Among those opposed to stripping Florida prosecutors of their power to “direct file” is Miami-Dade State Attorney Katherine Fernandez Rundle, who went to Tallahassee this week to speak against a measure she calls “dangerous,” a sentiment she expands upon in today’s Other Views page. “Regulation that limits our ability to address dangerous juvenile offenders creates a situation where prosecutors’ hands are tied as we try to intervene and keep the community safe,” Ms. Fernandez Rundle told the Board.
She is to be commended for how she has handled juvenile offenders in Miami-Dade, where currently only about 1 percent — those charged with murder, manslaughter, armed robbery or sexual assault — go directly to adult court. Ms. Fernandez Rundle also has created groundbreaking diversion initiatives for at-risk kids.
But that’s not the case in other parts of Florida where state attorneys have used direct-file powers to pressure juveniles into accepting deals in adult court.
Direct-filing power emerged in response to the horrific murders of tourists in Miami-Dade in 1993, when nine died at the hands of young armed hoodlums. The crimes attracted national and international headlines and threatened our multimillion-dollar tourism industry. Lawmakers gave direct-filing a big thumbs-up.
But there has been a significant decrease in juvenile crime, now at its lowest in 60 years. And there is more data tracking the negative effects of jail time on low-level young offenders who made a bad decision at one time, preventing men and women who want to get on the right path from getting scholarships or jobs or some professional licenses.
Last year, there were 4,921 youths arrested in Miami-Dade. The majority, 98 percent, remained in juvenile court.

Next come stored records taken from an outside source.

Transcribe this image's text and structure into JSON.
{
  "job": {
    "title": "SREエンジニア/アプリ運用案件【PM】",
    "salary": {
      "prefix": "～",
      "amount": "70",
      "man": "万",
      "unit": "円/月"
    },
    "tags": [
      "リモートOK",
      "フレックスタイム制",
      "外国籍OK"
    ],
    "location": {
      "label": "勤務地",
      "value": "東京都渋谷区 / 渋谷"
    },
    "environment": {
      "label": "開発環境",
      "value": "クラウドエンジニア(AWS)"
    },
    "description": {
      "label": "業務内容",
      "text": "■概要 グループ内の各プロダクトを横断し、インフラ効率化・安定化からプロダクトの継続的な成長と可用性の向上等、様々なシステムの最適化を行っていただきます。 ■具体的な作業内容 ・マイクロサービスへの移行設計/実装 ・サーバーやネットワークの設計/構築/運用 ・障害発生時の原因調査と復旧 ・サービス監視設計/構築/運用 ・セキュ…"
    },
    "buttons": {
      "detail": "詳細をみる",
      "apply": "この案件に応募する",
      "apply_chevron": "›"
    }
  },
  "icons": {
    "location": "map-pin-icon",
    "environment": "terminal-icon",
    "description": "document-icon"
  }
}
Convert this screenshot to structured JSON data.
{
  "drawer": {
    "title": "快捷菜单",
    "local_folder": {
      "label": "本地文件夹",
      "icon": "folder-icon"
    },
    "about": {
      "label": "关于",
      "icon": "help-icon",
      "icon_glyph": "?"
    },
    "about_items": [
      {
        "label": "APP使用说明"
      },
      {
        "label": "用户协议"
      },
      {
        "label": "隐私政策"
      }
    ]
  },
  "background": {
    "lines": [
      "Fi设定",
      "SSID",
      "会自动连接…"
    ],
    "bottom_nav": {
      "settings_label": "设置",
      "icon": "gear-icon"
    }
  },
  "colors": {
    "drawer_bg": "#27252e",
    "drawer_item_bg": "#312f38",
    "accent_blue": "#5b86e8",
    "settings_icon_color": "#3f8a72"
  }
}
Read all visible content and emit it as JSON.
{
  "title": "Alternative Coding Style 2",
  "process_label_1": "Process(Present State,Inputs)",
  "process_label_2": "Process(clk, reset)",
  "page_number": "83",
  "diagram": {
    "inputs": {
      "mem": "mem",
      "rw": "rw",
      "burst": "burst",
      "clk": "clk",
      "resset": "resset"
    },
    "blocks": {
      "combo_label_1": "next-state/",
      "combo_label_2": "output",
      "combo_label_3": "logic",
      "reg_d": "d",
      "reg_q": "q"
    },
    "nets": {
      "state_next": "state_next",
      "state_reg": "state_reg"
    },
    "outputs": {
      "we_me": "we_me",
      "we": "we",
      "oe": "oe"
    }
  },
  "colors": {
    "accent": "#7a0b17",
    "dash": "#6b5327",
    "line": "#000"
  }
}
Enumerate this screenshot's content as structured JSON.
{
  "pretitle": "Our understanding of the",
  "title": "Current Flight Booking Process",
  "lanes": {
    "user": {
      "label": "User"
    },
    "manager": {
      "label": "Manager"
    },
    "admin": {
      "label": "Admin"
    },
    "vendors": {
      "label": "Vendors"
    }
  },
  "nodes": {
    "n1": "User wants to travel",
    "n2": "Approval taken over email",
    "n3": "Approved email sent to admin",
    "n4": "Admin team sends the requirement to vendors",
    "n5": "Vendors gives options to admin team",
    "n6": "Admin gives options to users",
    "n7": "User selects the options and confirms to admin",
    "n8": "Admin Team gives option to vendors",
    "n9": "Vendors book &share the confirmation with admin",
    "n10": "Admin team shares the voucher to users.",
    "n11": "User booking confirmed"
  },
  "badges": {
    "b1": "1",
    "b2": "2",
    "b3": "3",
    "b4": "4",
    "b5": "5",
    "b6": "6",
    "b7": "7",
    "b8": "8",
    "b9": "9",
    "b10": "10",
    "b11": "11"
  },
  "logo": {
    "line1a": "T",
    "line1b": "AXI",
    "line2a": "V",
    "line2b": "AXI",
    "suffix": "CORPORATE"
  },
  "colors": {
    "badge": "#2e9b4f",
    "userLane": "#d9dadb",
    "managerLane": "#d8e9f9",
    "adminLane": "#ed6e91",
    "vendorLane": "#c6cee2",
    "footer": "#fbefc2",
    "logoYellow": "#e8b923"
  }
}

But not all prosecutors have Ms. Fernandez Rundle’s commitment to not “helping create more criminals.”
Too many juveniles in Florida are being unfairly punished for past sins and deserve a fairer shake at the hands of the law.